|The Plot: Zen is a young girl born of a Japanese yakuza father and Thai gangster mother. The two were never meant to fall in love, and Zen’s mother was forced into a life of exile due to this. Zen’s mother leads a simple life taking care of her and her cousin, but as the years go by her mother begins to grow sick and it is revealed she has cancer and is dying. When Zen was born she was born with a learning disability that is most likely autism. Although not known at first, she turns out to be a savant and extremely athletic as well. After watching the muay thai students next door and growing up watching Kung Fu films (Ong Bak in particular) she has developed her own style of fighting which she doesn’t put to use until her cousin finds a book that lists all of the old mobsters who owe her mom money. With hospital debt skyrocketing, getting these gangsters to pay back what they owe turns out to be Zen and her cousin’s only option – and these gangsters will pay; one way or another.|
I am going to make a bold statement that most of you will not agree with, but I’m going to say it anyway… Chocolate KILLS The Protector. It doesn’t just kill it, it keeps it tied up in the basement with a rag in its mouth and is ritually dismembered. Is the action that much better? Not really, is Jaa the better martial artist? Sure. Is this film a billion times more entertaining and exciting? Why, as a matter of fact yes it is! I can’t help it! Don’t kill me, just an opinion, but a true opinion of mine for sure. Tony Jaa is a brilliant performer when it comes to his fighting prowess and athletic ability – but you’ll never get me to refer to him as the most engaging or charismatic martial arts film star on the market. When watching The Protector, I had several biases against it. First is my disapproval of Jaa’s character which didn’t seem to have that wholesome innocence of his previous film Ong Bak – which I thought was one of the main reasons his portrayal in that film actually worked. Then there was the setting which moved away from the inner city style of Thailand to the less worrysome streets of Australia. I can’t tell you the reason why it didn’t work for me, but it never did no matter how much I tried to get into. I never found myself glued to the screen with that huge grin on my face like I did when first watching Ong Bak – or like I did tonight while sitting through Chocolate. That same passion Pinkaew’s breakout film had is back, and although I will agree that any fight scene featuring Tony Jaa is going to do nothing but benefit; the fight sequences here are top notch as well. A lot of viewers go into the film expecting balls out action from the very start however and I’m going to tell you now don’t even do it. I’ve read enough complaints so far about the lack of action in the first thirty minutes which I find ridiculous. Perhaps mainstream audiences have become too spoiled by modern martial arts films, but it isn’t lik Chocolate is taking the whole genre in a new direction by establishing a strong story and defining its characters for the first thirty minutes or so. Many Kung Fu films followed a similar pattern and most of the time they were better for it. Five Deadly Venoms, if you go back and watch it, can be a pretty slow film. Same thing for much of Bruce Lee’s work which had even less spectacular choreography. Shaolin Master Killer must have an hour worth of training sequences, which is the main draw of the film, so yeah you can expect a very fleshed out bit of development in Chocolate but I promise it is never boring nor distracting. If you can allow yourself be as absorbed as I was during that introductory love story and the subsequent introduction to the daughter born from it – you are going to find probably a simply amazing martial arts film.
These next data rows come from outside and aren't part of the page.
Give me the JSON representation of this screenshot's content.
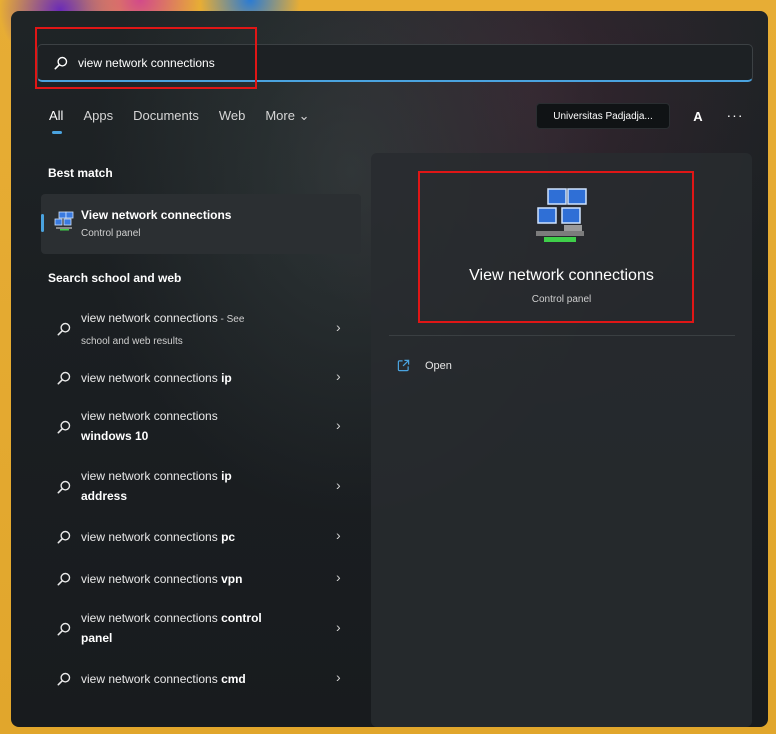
{
  "search": {
    "value": "view network connections",
    "placeholder": ""
  },
  "tabs": [
    {
      "label": "All",
      "active": true
    },
    {
      "label": "Apps"
    },
    {
      "label": "Documents"
    },
    {
      "label": "Web"
    },
    {
      "label": "More ⌄"
    }
  ],
  "account": {
    "org_label": "Universitas Padjadja...",
    "avatar_letter": "A",
    "more_label": "···"
  },
  "best_match": {
    "heading": "Best match",
    "title": "View network connections",
    "subtitle": "Control panel"
  },
  "search_web": {
    "heading": "Search school and web",
    "items": [
      {
        "plain": "view network connections",
        "bold": "",
        "suffix": " - See",
        "line2": "school and web results"
      },
      {
        "plain": "view network connections ",
        "bold": "ip",
        "suffix": "",
        "line2": ""
      },
      {
        "plain": "view network connections",
        "bold": "",
        "suffix": "",
        "line2": "windows 10"
      },
      {
        "plain": "view network connections ",
        "bold": "ip",
        "suffix": "",
        "line2": "address"
      },
      {
        "plain": "view network connections ",
        "bold": "pc",
        "suffix": "",
        "line2": ""
      },
      {
        "plain": "view network connections ",
        "bold": "vpn",
        "suffix": "",
        "line2": ""
      },
      {
        "plain": "view network connections ",
        "bold": "control",
        "suffix": "",
        "line2": "panel"
      },
      {
        "plain": "view network connections ",
        "bold": "cmd",
        "suffix": "",
        "line2": ""
      }
    ],
    "chevron": "›"
  },
  "preview": {
    "title": "View network connections",
    "subtitle": "Control panel",
    "action_open": "Open"
  },
  "colors": {
    "accent": "#4aa3df",
    "highlight_box": "#e01616",
    "frame": "#e3a92f"
  },
  "icons": {
    "search": "search-icon",
    "network": "network-connections-icon",
    "open": "open-external-icon",
    "chevron": "chevron-right-icon"
  }
}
There’s so much to go over. The fight sequences are broken up into about five or six highly choreographed pieces. Depending on where you want to cut between one fight sequence and another, they start to really blend together there at the end as our characters fight from one set to another. Including in what starts off as a quaint oriental bar, then breaks through the wall onto a rooftop and ends in another giant forieger that looks like the House of Blue Leaves sequence in Kill Bill. That comparison seems to get made a lot, but believe me, JeeJa Yenin is much more the acrobat/performer in the action department than any of the amazing women in that particular film and even with Yuen Woo-Ping directing the choreography there Chocolate still seems the more genuine and simply spectacular in terms of the action. From the “simple” things like Yenin moving forward in a flipping motion, her doing a vertical split of sorts, or her wrapping her right leg around her opponents attacking arm and bending it into a submission hold before smacking him down, there is a lot to fawn over in this one. Another bit I loved was her jumping from the top of one shelf to another while doing a 360 degree spin-split. Although she apparently had some help through wires throughout the film, it is never obvious and I truthfully would have wondered about it if it were not for the credits which like older Jackie Chan films feature all of the dangerous outtakes – and it is apparent she is wearing a harness during at least one of the more dangerous stunts. Chocolate starts off slow with the first two fight sequences, a little slower than what is to come later featuring just a few bits of flash – however once you get to the warehouse scenes… wow! I found myself shouting obscenities that I dare not repeat here so many times while watching Chocolate and all I can do is recommend you guys get out there and see it as well.